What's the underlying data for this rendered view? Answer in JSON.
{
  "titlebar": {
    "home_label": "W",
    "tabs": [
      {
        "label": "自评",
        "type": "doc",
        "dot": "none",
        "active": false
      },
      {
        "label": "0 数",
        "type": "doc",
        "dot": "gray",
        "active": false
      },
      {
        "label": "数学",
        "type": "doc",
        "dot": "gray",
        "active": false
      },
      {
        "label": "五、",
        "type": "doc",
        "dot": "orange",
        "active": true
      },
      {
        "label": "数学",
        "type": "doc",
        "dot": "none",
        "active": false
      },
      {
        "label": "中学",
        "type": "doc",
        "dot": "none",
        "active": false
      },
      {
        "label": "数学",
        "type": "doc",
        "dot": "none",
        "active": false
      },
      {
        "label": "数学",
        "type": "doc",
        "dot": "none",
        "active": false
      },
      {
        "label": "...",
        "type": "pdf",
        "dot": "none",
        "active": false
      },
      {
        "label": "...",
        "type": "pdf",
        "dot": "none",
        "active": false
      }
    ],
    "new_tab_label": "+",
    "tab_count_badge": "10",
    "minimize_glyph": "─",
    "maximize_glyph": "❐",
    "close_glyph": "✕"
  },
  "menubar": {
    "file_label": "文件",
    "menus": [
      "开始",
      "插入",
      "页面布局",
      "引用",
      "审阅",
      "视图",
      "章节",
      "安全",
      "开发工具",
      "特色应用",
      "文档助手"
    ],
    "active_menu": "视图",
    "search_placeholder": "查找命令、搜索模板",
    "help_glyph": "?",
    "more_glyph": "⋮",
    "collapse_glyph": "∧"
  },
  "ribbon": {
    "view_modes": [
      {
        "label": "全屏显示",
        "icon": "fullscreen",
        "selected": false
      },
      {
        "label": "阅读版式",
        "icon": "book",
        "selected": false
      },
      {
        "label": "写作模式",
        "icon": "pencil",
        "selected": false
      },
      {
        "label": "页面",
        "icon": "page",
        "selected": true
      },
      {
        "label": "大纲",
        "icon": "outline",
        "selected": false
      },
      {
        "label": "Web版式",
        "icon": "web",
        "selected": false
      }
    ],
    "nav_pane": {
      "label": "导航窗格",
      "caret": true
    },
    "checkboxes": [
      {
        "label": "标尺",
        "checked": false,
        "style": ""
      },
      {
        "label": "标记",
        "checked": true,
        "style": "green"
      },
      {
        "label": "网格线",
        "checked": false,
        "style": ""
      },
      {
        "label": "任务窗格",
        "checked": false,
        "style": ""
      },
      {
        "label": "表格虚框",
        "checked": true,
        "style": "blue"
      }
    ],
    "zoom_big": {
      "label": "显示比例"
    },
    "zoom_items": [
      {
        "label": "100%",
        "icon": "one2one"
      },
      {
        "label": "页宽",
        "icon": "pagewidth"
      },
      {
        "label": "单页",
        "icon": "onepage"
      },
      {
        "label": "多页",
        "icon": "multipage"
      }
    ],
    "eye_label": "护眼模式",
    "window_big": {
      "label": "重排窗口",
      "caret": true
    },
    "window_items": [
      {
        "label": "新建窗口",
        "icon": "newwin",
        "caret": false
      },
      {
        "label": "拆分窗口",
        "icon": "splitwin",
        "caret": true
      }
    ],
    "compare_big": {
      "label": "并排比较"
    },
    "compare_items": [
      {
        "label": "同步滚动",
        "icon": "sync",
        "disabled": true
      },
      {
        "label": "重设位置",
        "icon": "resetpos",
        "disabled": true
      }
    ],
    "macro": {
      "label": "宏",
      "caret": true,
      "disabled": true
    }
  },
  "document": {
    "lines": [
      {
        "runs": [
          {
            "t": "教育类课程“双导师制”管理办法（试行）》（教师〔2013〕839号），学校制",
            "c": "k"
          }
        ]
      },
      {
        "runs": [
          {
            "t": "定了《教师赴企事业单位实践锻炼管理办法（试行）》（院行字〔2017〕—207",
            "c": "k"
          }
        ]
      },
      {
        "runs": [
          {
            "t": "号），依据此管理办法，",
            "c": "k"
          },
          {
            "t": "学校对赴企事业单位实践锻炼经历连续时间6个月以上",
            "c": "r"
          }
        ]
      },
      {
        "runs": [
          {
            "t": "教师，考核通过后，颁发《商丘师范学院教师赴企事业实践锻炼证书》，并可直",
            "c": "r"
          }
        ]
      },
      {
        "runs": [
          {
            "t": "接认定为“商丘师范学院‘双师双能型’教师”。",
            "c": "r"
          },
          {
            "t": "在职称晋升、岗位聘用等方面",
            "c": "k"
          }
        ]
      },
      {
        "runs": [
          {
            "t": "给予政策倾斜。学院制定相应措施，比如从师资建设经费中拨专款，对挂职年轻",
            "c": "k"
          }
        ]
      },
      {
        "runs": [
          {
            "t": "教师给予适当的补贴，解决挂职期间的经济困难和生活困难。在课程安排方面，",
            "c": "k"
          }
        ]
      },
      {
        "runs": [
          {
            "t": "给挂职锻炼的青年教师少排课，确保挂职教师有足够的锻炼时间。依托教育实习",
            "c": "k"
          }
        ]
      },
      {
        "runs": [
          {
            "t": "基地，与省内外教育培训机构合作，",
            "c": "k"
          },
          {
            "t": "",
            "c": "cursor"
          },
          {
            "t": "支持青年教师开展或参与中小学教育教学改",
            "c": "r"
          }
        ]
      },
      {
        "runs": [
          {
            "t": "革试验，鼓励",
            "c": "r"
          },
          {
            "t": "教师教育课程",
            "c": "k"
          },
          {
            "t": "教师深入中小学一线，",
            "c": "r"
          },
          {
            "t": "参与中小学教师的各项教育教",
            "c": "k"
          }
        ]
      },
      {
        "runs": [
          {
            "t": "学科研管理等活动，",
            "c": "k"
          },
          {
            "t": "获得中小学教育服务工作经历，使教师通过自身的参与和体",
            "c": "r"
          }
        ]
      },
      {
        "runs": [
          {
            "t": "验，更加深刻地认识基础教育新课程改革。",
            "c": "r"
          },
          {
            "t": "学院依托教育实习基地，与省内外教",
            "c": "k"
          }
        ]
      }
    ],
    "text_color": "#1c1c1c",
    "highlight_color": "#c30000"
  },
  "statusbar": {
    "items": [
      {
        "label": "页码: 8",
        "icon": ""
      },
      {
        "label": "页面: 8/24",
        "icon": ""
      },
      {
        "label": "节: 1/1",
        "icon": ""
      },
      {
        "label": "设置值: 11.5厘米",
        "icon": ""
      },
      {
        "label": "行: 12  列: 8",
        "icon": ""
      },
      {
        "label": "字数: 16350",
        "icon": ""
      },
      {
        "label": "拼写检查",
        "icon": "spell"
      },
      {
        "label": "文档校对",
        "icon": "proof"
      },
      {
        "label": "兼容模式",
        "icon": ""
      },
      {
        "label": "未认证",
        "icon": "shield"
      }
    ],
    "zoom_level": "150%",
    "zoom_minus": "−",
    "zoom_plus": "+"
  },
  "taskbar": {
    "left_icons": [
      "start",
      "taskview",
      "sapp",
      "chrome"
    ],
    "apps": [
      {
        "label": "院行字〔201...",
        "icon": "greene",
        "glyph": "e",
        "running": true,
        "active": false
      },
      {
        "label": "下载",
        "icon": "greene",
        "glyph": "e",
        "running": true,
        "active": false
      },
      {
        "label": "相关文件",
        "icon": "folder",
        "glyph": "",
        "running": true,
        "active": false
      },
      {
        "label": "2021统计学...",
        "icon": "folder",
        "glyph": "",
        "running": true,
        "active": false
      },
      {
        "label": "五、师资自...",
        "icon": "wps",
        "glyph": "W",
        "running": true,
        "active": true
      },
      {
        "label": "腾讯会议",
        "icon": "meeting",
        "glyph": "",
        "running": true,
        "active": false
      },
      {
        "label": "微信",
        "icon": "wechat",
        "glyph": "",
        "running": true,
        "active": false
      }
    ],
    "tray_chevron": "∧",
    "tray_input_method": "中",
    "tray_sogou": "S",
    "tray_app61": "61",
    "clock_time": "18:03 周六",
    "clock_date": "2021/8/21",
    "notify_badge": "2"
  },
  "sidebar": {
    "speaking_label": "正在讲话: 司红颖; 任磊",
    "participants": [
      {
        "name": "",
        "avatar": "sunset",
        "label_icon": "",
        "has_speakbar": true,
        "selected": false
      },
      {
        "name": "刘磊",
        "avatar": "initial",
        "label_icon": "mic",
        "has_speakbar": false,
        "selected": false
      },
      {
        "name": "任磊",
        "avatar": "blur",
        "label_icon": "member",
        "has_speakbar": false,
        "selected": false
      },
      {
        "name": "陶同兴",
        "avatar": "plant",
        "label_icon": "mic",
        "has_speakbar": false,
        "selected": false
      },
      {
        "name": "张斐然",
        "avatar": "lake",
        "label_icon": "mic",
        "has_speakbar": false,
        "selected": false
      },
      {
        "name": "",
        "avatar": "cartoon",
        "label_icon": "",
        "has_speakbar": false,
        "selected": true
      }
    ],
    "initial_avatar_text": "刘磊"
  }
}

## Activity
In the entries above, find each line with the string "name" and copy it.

## Answer below
        "name": "",
        "name": "刘磊",
        "name": "任磊",
        "name": "陶同兴",
        "name": "张斐然",
        "name": "",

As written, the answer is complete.